Accounting Major Tips
Accounting is the process that allows business to operate; it's no exaggeration to say that people with an accounting major are the backbone of the business world. Through accounting a company is able to track and record expenses and financial transactions. This discipline helps to identify profits and loss for the firm. It is one of the oldest professions in the world, with documented primitive ways used to record trading and transactions. Today accounting practices have become more advanced and complex, and the means to record the information have become more technological. Just as in the past, the world relies on accounting to determine trade deficits and balances. A common global set of rules, such as IFRS or International Financial Reporting Standards, is being discussed, which will help companies compete for business around the world.
An accounting major offers many other career opportunities in auditing, financial and tax management, and management accounting. Corporations of all sizes need accounting professionals to help with financial planning, treasury, tax issues, and financial statements.
This field is becoming increasingly computerized, with new job opportunities for people with technical skills. Technology in the field of accounting has played a bigger role in recent years, and many career opportunities have materialized for the accounting graduate.
The government is another entity that hires a large number of accountants, with jobs at the Internal Revenue Service and General Accounting Office. Certain sectors of the economy, such as energy services, medical devices, education, and hospital administration have grown rapidly and as a result added more accountant jobs to the rolls.
A career in accounting requires:
- Strong analytical and computer skills
- A high aptitude in math
- The ability to synthesize data
- Strong communication and people skills
Responsibilities are diverse, depending on the firm you work for. Many entry-level jobs begin in auditing, which allows the graduate to learn a lot about the finances of a company. Recent changes in tax laws and audit requirements have led to an expansion in this field.
The accounting major can establish his or her own private practice and make money through consulting or managing the affairs of smaller firms. This is a growing area, as consultants are relied upon to bring new ideas to a company and challenge existing practices.
A substantial amount of money can be made in the profession, with top partners making several million dollars a year. In the past few years, larger firms have not added as many new jobs as smaller firms, because of fear of exposure and liability issues. However, overall, the accounting profession will remain strong in years to come and will continue to change with global and technological demands.
Accounting Major Specializations
The college accounting major is probably most familiar with the career of auditing because it is the profession most talked about. Auditors are responsible for analyzing organizations’ internal controls to make sure that correct processes are being followed. Larger organizations, such as banks and pharmaceuticals, have strict federal guidelines on how they should legally operate. An internal auditor to the company is responsible for ensuring that all required processes are followed. Most regulated industries also employ external auditors, independent workers outside the company, to assess whether the company is compliant with set standards.

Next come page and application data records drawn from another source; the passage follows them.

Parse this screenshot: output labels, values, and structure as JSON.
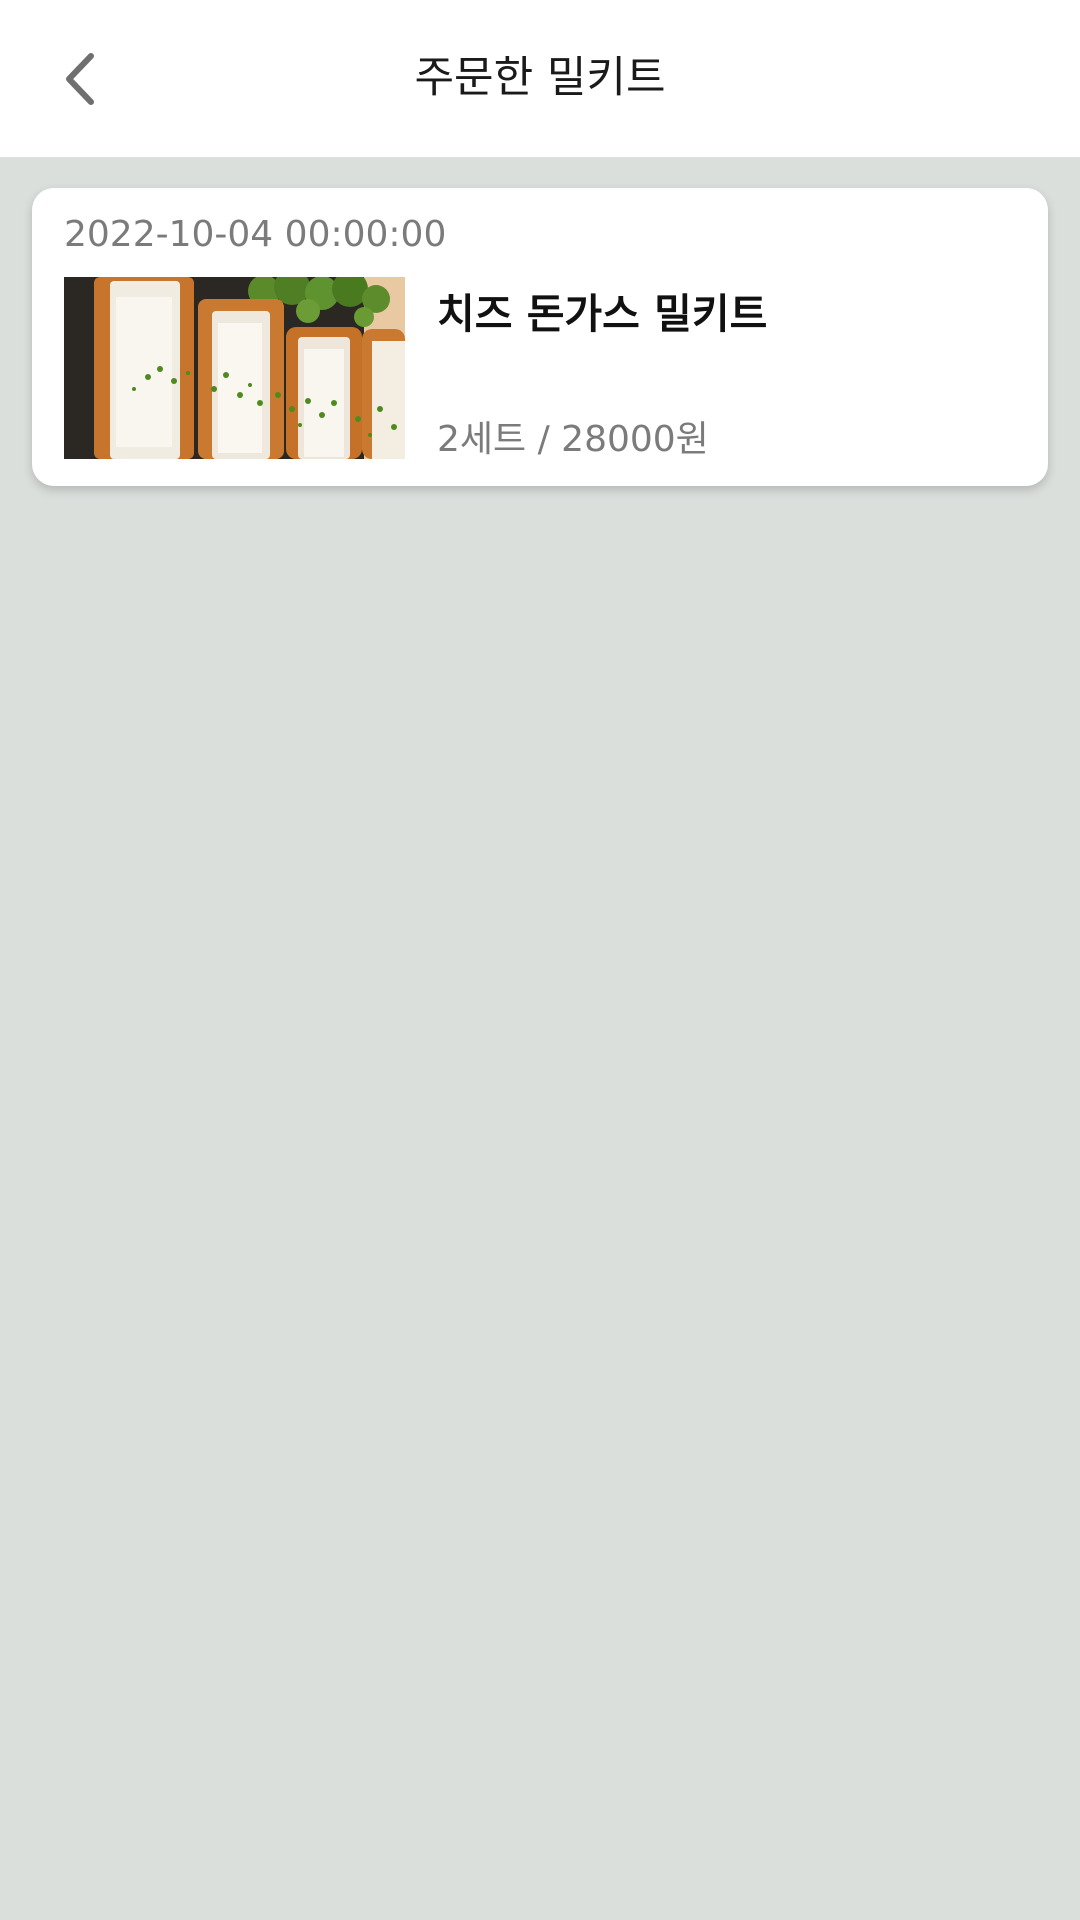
{
  "header": {
    "title": "주문한 밀키트",
    "back_icon": "chevron-left-icon"
  },
  "orders": [
    {
      "date": "2022-10-04 00:00:00",
      "product_name": "치즈 돈가스 밀키트",
      "quantity_price": "2세트 / 28000원"
    }
  ],
  "colors": {
    "background": "#dbdfdc",
    "header_bg": "#ffffff",
    "card_bg": "#ffffff",
    "secondary_text": "#7b7b7b",
    "primary_text": "#111111"
  }
}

- Governmental Accounting
Accounting majors looking for a job at the federal, state, or local level might consider governmental accounting. There are many advantages to working for the government, including job security and career growth. Two large government agencies that actively seek accountants are the Internal Revenue Service and the Federal Reserve Bank. Accountants who work for the IRS or Fed are responsible for making sure that businesses are spending money appropriately and legally. Employees at these firms are involved in analyzing finances and budgets.
- Certified Financial Accountant
For accounting majors interested in working with investments, the CFA or Certified Financial Accountant designation can be a way to advance their career and gain respect in the industry. The CFA Exam is difficult, with an average pass rate of 39 percent as of 2010; however, once attaining certification, the professional will easily find a job in a major institutional investment firm, bank, or government agency. This certification is a global standard and focuses on investments, ethics, and financial accounting. Four years’ relevant work experience is required before taking the test, which is a three-part exam.
- Certified Public Accountant
At some point during his or her career, an accounting major might decide to become a CPA or Certified Public Accountant. The CPA is a highly respected global credential. The designation is followed by a rigorous exam offered by AICPA. There are annual continuing education requirements to remain certified. A CPA might work independently or for an accounting firm, providing services such as tax consulting and auditing.
- Certified Management Accountant
Another highly regarded certification that the accounting major might consider is the CMA or Certified Management Accountant. These specialists are usually more involved in working with upper management at firms to help with strategic planning. The CMA might be asked to evaluate budgets and expenditures as they relate to increasing profits for a firm.
Taxation is a specialized field requiring the accounting major to take classes in law. Tax law changes every year and is complex, varying by state, country, and government. The main goal of taxes is to raise money for the government, although many times the money is used to support social, economic, and political goals. The taxation expert might represent the government by levying a tax on individuals, businesses, or other entities to recoup its money or might assist taxpayers during an audit. Many an accounting major goes to work for the IRS or for tax law firms.
Last Updated: 02/27/2013